DIRECTIONS FOR THIS TASK: An exact copy of the entries is needed, with every line included.

[THE RECORDS — start]

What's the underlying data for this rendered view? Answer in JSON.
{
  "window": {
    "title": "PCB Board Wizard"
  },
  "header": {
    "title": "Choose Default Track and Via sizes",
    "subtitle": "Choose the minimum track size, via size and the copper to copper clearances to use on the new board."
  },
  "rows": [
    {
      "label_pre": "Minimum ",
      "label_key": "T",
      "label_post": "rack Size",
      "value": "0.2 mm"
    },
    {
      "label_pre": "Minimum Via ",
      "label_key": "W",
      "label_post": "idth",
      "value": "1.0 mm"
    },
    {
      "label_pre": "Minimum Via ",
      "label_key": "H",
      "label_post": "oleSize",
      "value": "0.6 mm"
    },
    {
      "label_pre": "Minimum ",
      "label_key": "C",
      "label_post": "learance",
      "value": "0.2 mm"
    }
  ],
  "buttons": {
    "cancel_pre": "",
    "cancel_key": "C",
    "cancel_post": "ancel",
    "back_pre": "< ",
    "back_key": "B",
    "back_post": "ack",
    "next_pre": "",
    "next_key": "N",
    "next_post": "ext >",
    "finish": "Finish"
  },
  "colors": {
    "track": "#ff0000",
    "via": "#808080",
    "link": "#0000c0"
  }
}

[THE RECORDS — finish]

RESULT BELOW:
What's the underlying data for this rendered view? Answer in JSON.
{
  "window": {
    "title": "PCB Board Wizard"
  },
  "header": {
    "title": "Choose Default Track and Via sizes",
    "subtitle": "Choose the minimum track size, via size and the copper to copper clearances to use on the new board."
  },
  "rows": [
    {
      "label_pre": "Minimum ",
      "label_key": "T",
      "label_post": "rack Size",
      "value": "0.2 mm"
    },
    {
      "label_pre": "Minimum Via ",
      "label_key": "W",
      "label_post": "idth",
      "value": "1.0 mm"
    },
    {
      "label_pre": "Minimum Via ",
      "label_key": "H",
      "label_post": "oleSize",
      "value": "0.6 mm"
    },
    {
      "label_pre": "Minimum ",
      "label_key": "C",
      "label_post": "learance",
      "value": "0.2 mm"
    }
  ],
  "buttons": {
    "cancel_pre": "",
    "cancel_key": "C",
    "cancel_post": "ancel",
    "back_pre": "< ",
    "back_key": "B",
    "back_post": "ack",
    "next_pre": "",
    "next_key": "N",
    "next_post": "ext >",
    "finish": "Finish"
  },
  "colors": {
    "track": "#ff0000",
    "via": "#808080",
    "link": "#0000c0"
  }
}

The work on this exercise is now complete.